The spectacular geology in our national parks provides the answers to many questions about the Earth. The answers can be appreciated through plate tectonics, an exciting way to understand the ongoing natural processes that sculpt our landscape. Parks and Plates is a visual and scientific voyage of discovery!
Ordering from your National Park Cooperative Associations' bookstores helps to support programs in the parks. Please visit the bookstore locator for park books and much more.
Parks are ideal locations for research to be conducted because resource conditions are generally good or pristine and land use is not changing rapidly. Significant numbers of scientists approach the park each year with interests in conducting research in the park. Thus, the National Park Service supports an active research program.
Information about the park's research program is available on the park's research webpage.
For information about permits that are required for conducting geologic research activities in National Parks, see the Permits Information page.
The NPS maintains a searchable data base of research needs that have been identified by parks.
A bibliography of geologic references is being prepared for each park through the Geologic Resources Evaluation Program (GRE). Please see the GRE website for more information and contacts.
NPS Geology and Soils PartnersAssociation of American State Geologists
Geological Society of America
Natural Resource Conservation Service - Soils
U.S. Geological Survey

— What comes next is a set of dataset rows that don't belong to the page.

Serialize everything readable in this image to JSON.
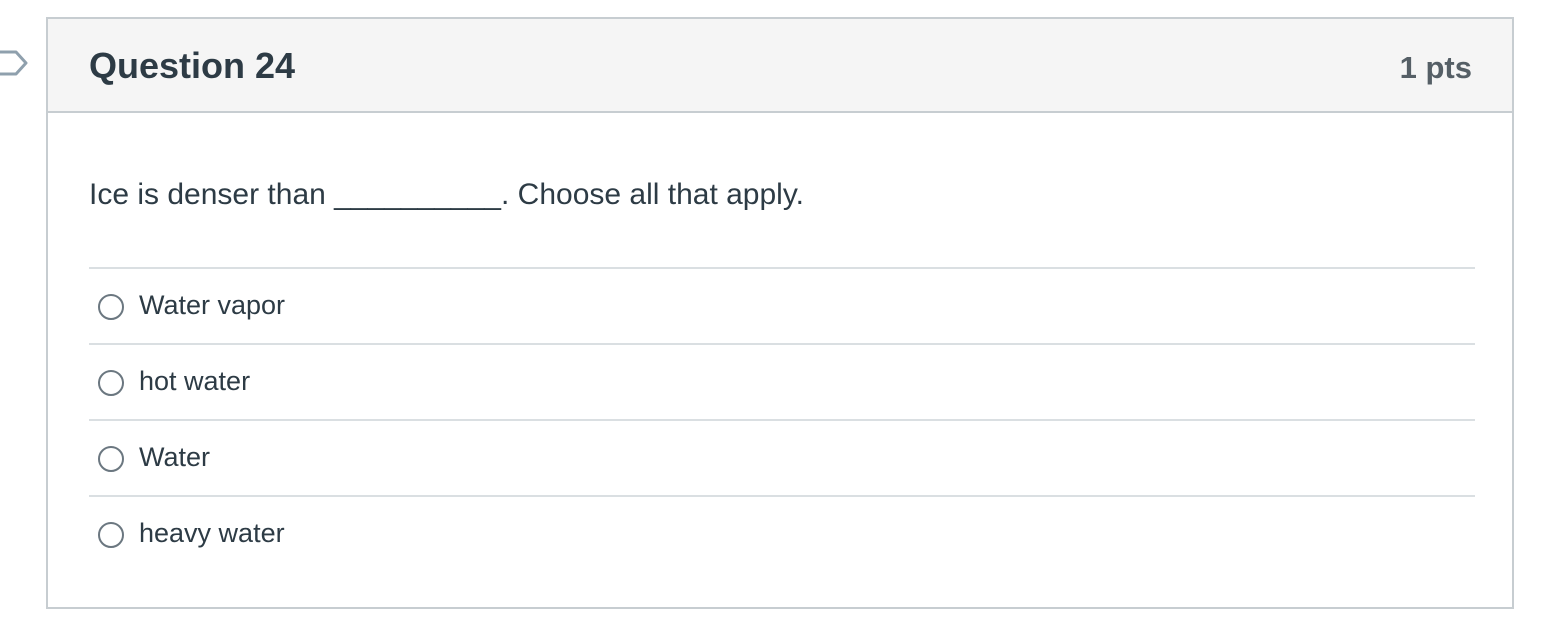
{
  "question": {
    "title": "Question 24",
    "points": "1 pts",
    "text": "Ice is denser than __________. Choose all that apply.",
    "flag_icon": "bookmark-flag-icon",
    "answers": [
      {
        "label": "Water vapor",
        "selected": false
      },
      {
        "label": "hot water",
        "selected": false
      },
      {
        "label": "Water",
        "selected": false
      },
      {
        "label": "heavy water",
        "selected": false
      }
    ]
  },
  "colors": {
    "header_bg": "#f5f5f5",
    "border": "#c7cdd1",
    "divider": "#dadfe2",
    "text": "#2d3b45",
    "points_text": "#555f66",
    "radio_border": "#6b7780"
  }
}
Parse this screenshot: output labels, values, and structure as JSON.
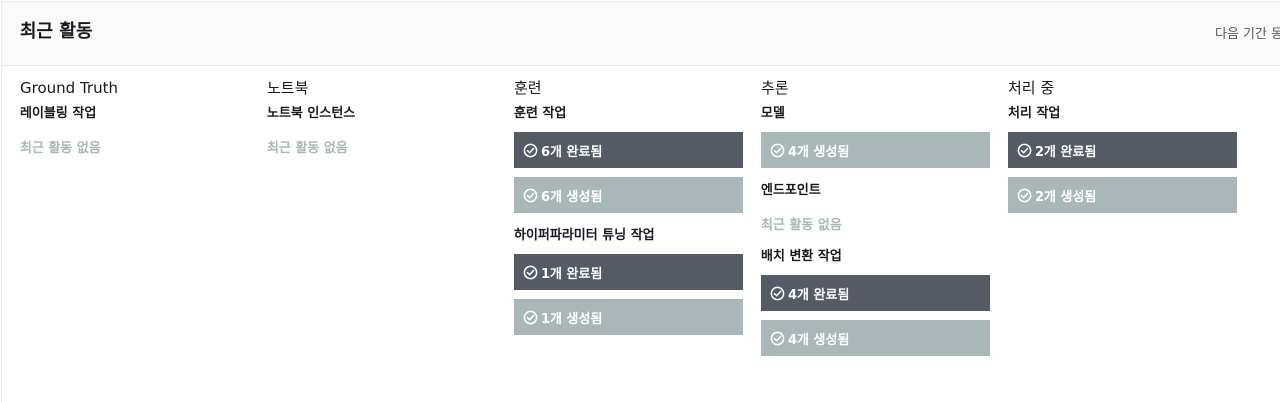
{
  "panel": {
    "title": "최근 활동",
    "period_label": "다음 기간 동"
  },
  "columns": [
    {
      "title": "Ground Truth",
      "sections": [
        {
          "title": "레이블링 작업",
          "empty": "최근 활동 없음",
          "items": []
        }
      ]
    },
    {
      "title": "노트북",
      "sections": [
        {
          "title": "노트북 인스턴스",
          "empty": "최근 활동 없음",
          "items": []
        }
      ]
    },
    {
      "title": "훈련",
      "sections": [
        {
          "title": "훈련 작업",
          "items": [
            {
              "label": "6개 완료됨",
              "status": "completed",
              "icon": "check-circle-icon"
            },
            {
              "label": "6개 생성됨",
              "status": "created",
              "icon": "check-circle-icon"
            }
          ]
        },
        {
          "title": "하이퍼파라미터 튜닝 작업",
          "items": [
            {
              "label": "1개 완료됨",
              "status": "completed",
              "icon": "check-circle-icon"
            },
            {
              "label": "1개 생성됨",
              "status": "created",
              "icon": "check-circle-icon"
            }
          ]
        }
      ]
    },
    {
      "title": "추론",
      "sections": [
        {
          "title": "모델",
          "items": [
            {
              "label": "4개 생성됨",
              "status": "created",
              "icon": "check-circle-icon"
            }
          ]
        },
        {
          "title": "엔드포인트",
          "empty": "최근 활동 없음",
          "items": []
        },
        {
          "title": "배치 변환 작업",
          "items": [
            {
              "label": "4개 완료됨",
              "status": "completed",
              "icon": "check-circle-icon"
            },
            {
              "label": "4개 생성됨",
              "status": "created",
              "icon": "check-circle-icon"
            }
          ]
        }
      ]
    },
    {
      "title": "처리 중",
      "sections": [
        {
          "title": "처리 작업",
          "items": [
            {
              "label": "2개 완료됨",
              "status": "completed",
              "icon": "check-circle-icon"
            },
            {
              "label": "2개 생성됨",
              "status": "created",
              "icon": "check-circle-icon"
            }
          ]
        }
      ]
    }
  ],
  "colors": {
    "completed": "#545b64",
    "created": "#aab7b8",
    "empty_text": "#aab7b8"
  }
}
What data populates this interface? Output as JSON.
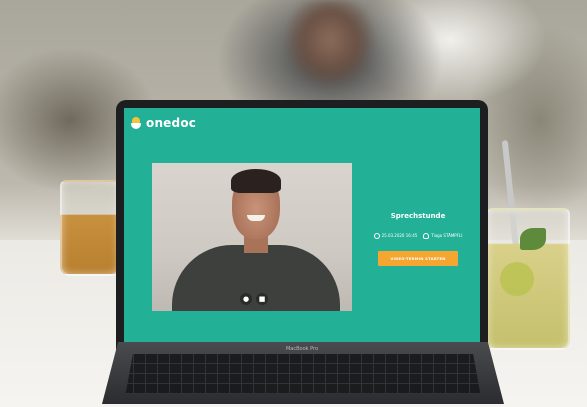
{
  "app": {
    "brand": "onedoc",
    "colors": {
      "accent": "#22b196",
      "cta": "#f4a630",
      "logo_yellow": "#f4c43a"
    }
  },
  "video": {
    "controls": [
      {
        "icon": "microphone-icon"
      },
      {
        "icon": "camera-icon"
      }
    ]
  },
  "appointment": {
    "title": "Sprechstunde",
    "datetime": "25.03.2020 16:45",
    "doctor": "Tiago STÄMPFLI",
    "cta_label": "VIDEO-TERMIN STARTEN"
  },
  "device": {
    "label": "MacBook Pro"
  }
}
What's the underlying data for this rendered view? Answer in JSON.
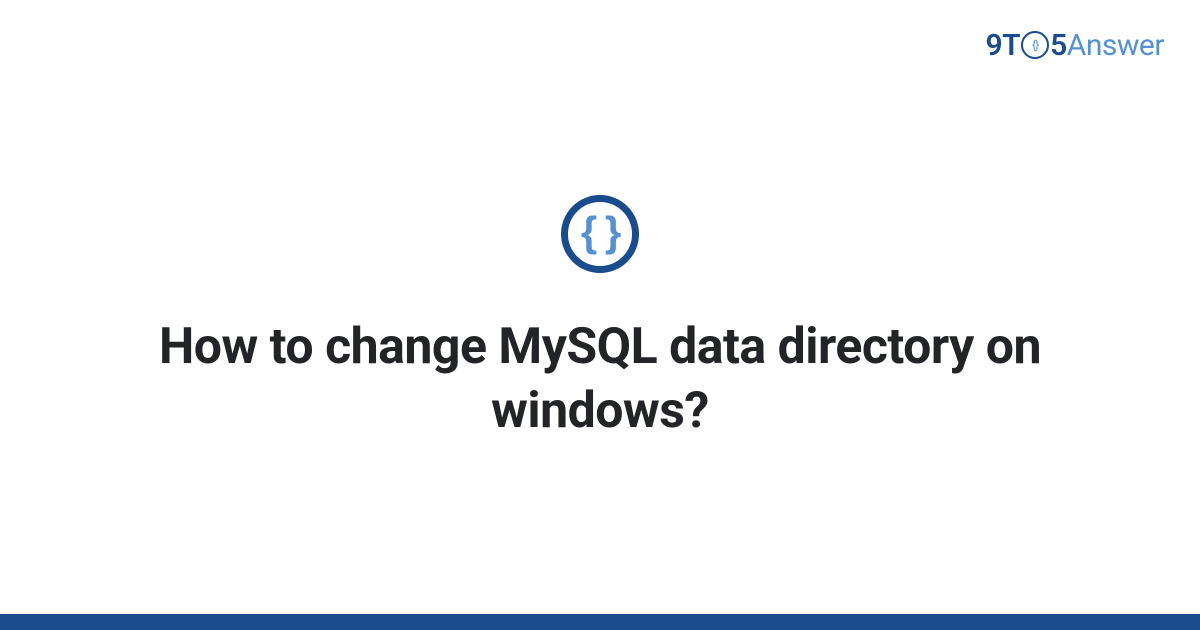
{
  "brand": {
    "part1": "9T",
    "part2": "5",
    "part3": "Answer",
    "clock_inner": "{}"
  },
  "icon": {
    "braces": "{ }"
  },
  "question": {
    "title": "How to change MySQL data directory on windows?"
  }
}
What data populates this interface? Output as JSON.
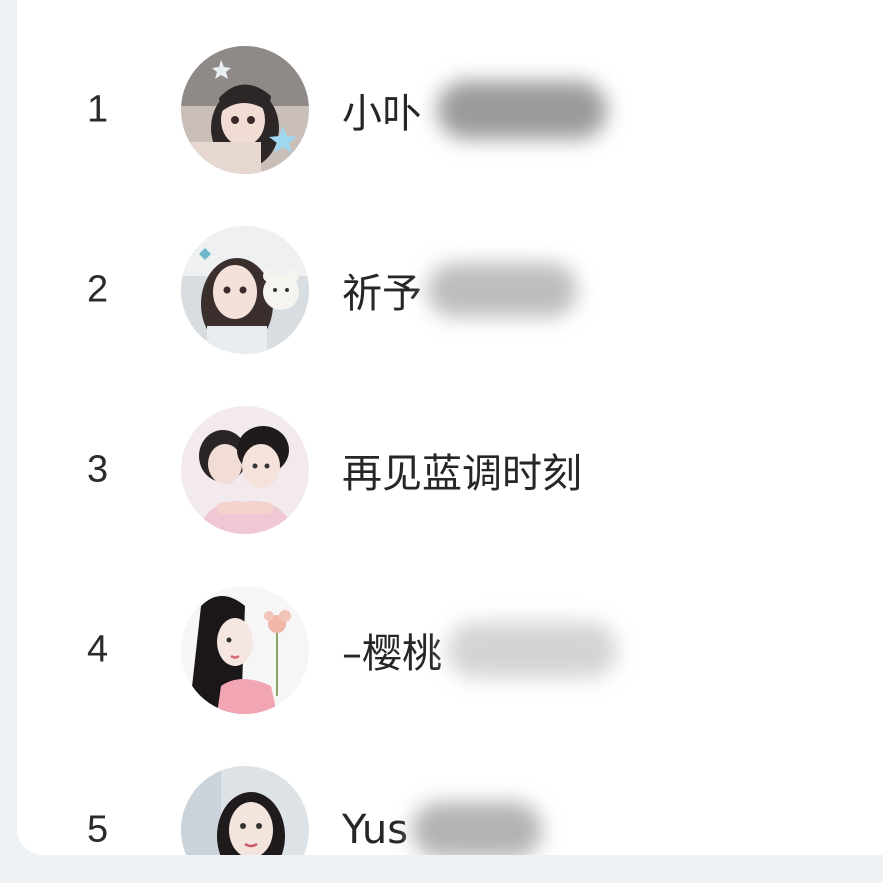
{
  "ranking": {
    "items": [
      {
        "rank": "1",
        "name": "小卟",
        "avatar": "avatar-girl-star-icon"
      },
      {
        "rank": "2",
        "name": "祈予",
        "avatar": "avatar-girl-bear-icon"
      },
      {
        "rank": "3",
        "name": "再见蓝调时刻",
        "avatar": "avatar-couple-icon"
      },
      {
        "rank": "4",
        "name": "–樱桃",
        "avatar": "avatar-girl-flower-icon"
      },
      {
        "rank": "5",
        "name": "Yus",
        "avatar": "avatar-girl-portrait-icon"
      }
    ]
  }
}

General information about the park's education and intrepretive programs is available on the park's education webpage.For resources and information on teaching geology using National Park examples, see the Students & Teachers pages.